• [About this exercise]
State, as a single number, how many lines in the data below contain "JSON".

____

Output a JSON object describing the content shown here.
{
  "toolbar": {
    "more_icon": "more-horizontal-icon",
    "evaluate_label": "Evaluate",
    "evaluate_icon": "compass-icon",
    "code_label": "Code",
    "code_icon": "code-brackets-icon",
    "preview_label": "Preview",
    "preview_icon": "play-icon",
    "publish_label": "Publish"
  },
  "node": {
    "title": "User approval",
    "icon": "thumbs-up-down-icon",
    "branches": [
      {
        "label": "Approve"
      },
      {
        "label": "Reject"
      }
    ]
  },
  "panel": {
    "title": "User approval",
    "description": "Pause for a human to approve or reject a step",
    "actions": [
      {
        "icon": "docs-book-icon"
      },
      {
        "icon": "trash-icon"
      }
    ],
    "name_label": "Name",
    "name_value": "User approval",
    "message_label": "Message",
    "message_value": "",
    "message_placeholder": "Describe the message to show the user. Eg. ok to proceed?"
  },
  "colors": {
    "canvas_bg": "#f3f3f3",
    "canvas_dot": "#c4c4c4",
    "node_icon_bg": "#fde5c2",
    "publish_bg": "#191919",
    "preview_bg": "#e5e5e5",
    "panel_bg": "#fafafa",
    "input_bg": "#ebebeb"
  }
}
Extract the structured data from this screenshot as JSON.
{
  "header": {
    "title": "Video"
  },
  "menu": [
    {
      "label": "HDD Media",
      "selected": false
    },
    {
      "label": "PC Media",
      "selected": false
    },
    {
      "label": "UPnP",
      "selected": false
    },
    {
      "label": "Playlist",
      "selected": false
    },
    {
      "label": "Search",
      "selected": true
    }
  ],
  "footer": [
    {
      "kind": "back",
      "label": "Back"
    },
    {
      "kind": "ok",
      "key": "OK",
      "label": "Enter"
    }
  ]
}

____

• [Solution for this problem]
2